CHINA—Hong Kong-based Information Center for Human Rights & Democracy said that police in Pengshui County, Chongqing City, China, recently arrested 25 people caught sending text messages, using their cell phones, that expressed their dissatisfaction with the Chinese Communist regime and local authorities.
On August 25, Qin Zhongfei, a staff member of the Education Committee in Pengshui County sent a 120-word message to his friend that ridiculed the way a Pengshui County leader handled education and public works assignments. Qin's friend then forwarded the message to other friends.
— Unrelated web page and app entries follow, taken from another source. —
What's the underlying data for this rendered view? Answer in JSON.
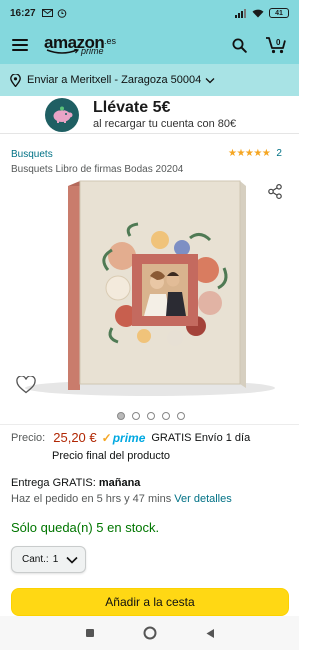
{
  "status_bar": {
    "time": "16:27",
    "battery": "41"
  },
  "header": {
    "logo_text": "amazon",
    "logo_tld": ".es",
    "logo_prime": "prime"
  },
  "location": {
    "text": "Enviar a Meritxell - Zaragoza 50004"
  },
  "promo": {
    "title": "Llévate 5€",
    "subtitle": "al recargar tu cuenta con 80€"
  },
  "product": {
    "brand": "Busquets",
    "rating_stars": "★★★★★",
    "rating_count": "2",
    "title": "Busquets Libro de firmas Bodas 20204",
    "image_count": 5,
    "active_image": 0
  },
  "pricing": {
    "label": "Precio:",
    "price": "25,20 €",
    "prime_label": "prime",
    "free_shipping": "GRATIS Envío 1 día",
    "final_price_note": "Precio final del producto"
  },
  "delivery": {
    "prefix": "Entrega GRATIS:",
    "day": "mañana",
    "order_by": "Haz el pedido en 5 hrs y 47 mins",
    "details_link": "Ver detalles"
  },
  "stock": {
    "text": "Sólo queda(n) 5 en stock."
  },
  "quantity": {
    "label": "Cant.:",
    "value": "1"
  },
  "cart": {
    "add_label": "Añadir a la cesta"
  },
  "colors": {
    "header_bg": "#84d8dd",
    "location_bg": "#a8e3e5",
    "price": "#b12704",
    "link": "#007185",
    "stock": "#007600",
    "cart_button": "#ffd814"
  }
}
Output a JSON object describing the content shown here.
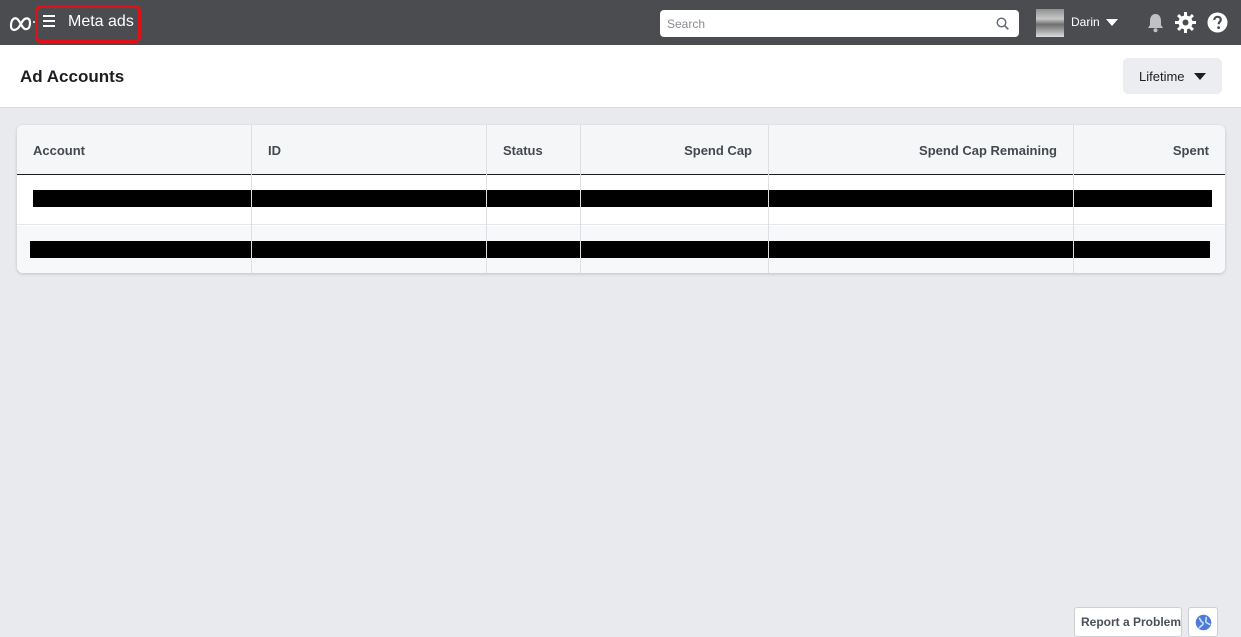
{
  "topbar": {
    "brand_title": "Meta ads",
    "search_placeholder": "Search",
    "user_name": "Darin",
    "icons": [
      "meta-logo-icon",
      "menu-icon",
      "search-icon",
      "chevron-down-icon",
      "bell-icon",
      "gear-icon",
      "help-icon"
    ]
  },
  "header": {
    "page_title": "Ad Accounts",
    "date_range": "Lifetime"
  },
  "table": {
    "columns": [
      "Account",
      "ID",
      "Status",
      "Spend Cap",
      "Spend Cap Remaining",
      "Spent"
    ],
    "rows": [
      {
        "redacted": true
      },
      {
        "redacted": true
      }
    ]
  },
  "footer": {
    "report_label": "Report a Problem",
    "globe_icon": "globe-icon"
  },
  "colors": {
    "topbar_bg": "#4b4c4f",
    "highlight_border": "#e0101a",
    "page_bg": "#e9eaed"
  }
}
On August 31 the police of Chongqing City arrested Qin Zhongfei. Qin was held in custody until October 24. The other 24 people who had sent or received the message were only detained for several hours. Qin Zhongfei was detained for 54 days for the crime of “defamation;” however, the police could not say whom he had defamed because he had not mentioned any names in the text he sent.
Qin would not say whether the police were going to charge him with “inciting subversion.” He only said it was a nightmare and that he did not want to talk about it. The Information Center pointed out that, by the end of October, China had 420 million cell phone users. Cell phone users sent 304.6 billion short messages last year.
The Center believes that the police in Chongqing City are arresting cell phone users caught sending text messages that express discontent with the CCP regime or any other officials. Those arrested can be charged with the crimes of “inciting subversion” or “defamation” at any time. The intensive monitoring by the police of cell phone text messages violates the privacy of cell phone users in China.